It should be noted that if the nut is moved forward, without intonating the individual strings, the notes on the lower frets will be less sharp, and on average will be more in tune to the equal temperament scale. However, some of the strings will likely be overcompensated, and others will be undercompensated. The fretted strings will diverge from each other by the same amount as before. The smallest wound (overcompensated) string played against the largest unwound (undercompensated) string will still not sound so good. A closed chord will sound the same as before (only not as sharp). Chords with open strings should sound better than before. These effects can be mitigated with tuning offsets; the Buzz Feiten System is an example of this.
On this inexpensive "Les Paul", I moved the nut forward at a slant, to compensate the 2nd and 6th strings, and then I filed the nut back for the overcompensated strings (1st and 4th, and maybe 5th). I would have been finished if this were an acoustic guitar, but it has an unwound 3rd, so I added a small shelf for the 3rd string. This guitar, with upgraded bridge and pickups, plays and sounds better than some guitars costing four times as much!
I made a one-piece shelf nut for my friend’s Peavey. I screwed up the first one, but the second one came out very good. It was way too much work, without having a proper setup, but if you are going to make a lot of them, it would be well worth tooling up for, and it would result in a better product. (With the mottled look of the dark stained bone, you have to look really hard to see that the nut is compensated.)
Hey, I finally did make a setup for making shelf-nut blanks - see below.
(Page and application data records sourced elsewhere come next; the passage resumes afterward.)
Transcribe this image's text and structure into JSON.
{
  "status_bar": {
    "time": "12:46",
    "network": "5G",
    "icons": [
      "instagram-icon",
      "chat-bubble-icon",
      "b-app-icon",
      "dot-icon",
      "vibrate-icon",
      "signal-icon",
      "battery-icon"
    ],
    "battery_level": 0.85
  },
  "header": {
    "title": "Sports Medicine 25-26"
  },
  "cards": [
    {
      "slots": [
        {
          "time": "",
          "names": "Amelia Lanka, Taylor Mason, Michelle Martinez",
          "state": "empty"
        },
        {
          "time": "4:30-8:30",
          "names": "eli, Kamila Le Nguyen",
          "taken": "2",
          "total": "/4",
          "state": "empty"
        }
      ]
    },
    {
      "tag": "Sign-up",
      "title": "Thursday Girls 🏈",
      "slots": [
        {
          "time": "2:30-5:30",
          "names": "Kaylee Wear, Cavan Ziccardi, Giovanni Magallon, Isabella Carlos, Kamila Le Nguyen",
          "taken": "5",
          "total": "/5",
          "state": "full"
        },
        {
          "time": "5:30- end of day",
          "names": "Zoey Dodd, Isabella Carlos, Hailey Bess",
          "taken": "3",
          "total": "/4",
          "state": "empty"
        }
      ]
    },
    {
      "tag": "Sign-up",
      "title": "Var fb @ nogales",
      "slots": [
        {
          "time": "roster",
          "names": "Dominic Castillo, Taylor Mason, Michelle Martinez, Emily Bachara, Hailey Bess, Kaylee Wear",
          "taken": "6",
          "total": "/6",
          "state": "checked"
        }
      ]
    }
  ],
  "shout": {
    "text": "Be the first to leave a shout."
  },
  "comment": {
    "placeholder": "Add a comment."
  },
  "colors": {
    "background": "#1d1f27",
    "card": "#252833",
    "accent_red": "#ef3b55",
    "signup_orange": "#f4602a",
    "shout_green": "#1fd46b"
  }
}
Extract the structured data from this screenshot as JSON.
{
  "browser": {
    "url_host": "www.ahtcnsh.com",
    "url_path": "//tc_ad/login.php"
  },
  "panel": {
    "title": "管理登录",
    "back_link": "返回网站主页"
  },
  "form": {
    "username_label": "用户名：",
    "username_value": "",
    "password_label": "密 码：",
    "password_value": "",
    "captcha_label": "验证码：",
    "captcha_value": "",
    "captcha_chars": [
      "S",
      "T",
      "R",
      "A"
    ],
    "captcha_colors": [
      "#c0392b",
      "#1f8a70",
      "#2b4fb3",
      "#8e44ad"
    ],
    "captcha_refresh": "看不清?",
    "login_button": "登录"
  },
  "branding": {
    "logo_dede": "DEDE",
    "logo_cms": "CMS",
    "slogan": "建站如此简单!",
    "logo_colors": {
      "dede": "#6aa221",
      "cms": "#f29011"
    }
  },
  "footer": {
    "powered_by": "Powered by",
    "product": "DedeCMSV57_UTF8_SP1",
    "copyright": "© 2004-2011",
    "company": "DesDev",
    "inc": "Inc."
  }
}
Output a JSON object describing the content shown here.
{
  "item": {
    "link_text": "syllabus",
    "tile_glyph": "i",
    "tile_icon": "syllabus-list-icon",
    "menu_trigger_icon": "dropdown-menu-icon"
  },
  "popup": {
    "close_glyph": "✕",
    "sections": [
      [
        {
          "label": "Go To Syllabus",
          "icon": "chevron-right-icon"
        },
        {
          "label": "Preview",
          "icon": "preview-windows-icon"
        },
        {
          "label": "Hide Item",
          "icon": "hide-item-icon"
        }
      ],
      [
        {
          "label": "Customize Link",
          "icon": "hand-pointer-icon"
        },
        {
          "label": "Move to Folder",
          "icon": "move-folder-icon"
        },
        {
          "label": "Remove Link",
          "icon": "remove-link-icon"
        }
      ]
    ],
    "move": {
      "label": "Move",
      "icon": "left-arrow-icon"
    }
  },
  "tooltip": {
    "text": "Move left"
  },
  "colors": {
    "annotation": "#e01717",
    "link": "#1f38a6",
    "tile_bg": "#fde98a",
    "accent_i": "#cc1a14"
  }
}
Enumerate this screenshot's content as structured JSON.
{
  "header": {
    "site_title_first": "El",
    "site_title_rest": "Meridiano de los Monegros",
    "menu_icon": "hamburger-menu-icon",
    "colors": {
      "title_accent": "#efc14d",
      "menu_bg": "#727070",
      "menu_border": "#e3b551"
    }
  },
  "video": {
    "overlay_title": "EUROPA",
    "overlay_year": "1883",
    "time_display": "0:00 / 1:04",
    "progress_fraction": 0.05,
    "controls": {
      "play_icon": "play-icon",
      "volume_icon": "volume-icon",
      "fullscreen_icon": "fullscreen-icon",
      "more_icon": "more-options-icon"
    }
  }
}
Available to fit an assortment of fretboard radii, this oversized bone blank will have a shelf already cut to fit your guitar's fretboard radius. Compensation offsets can be adjusted to any guitar by filing the shelf back the needed amount for each string! Available in bleached or unbleached bone. See a one-piece nut blank fitted and installed on a guitar. Go here for more information and to Order Shelf Nuts. If you have further questions, Please contact me for more informationReturn to top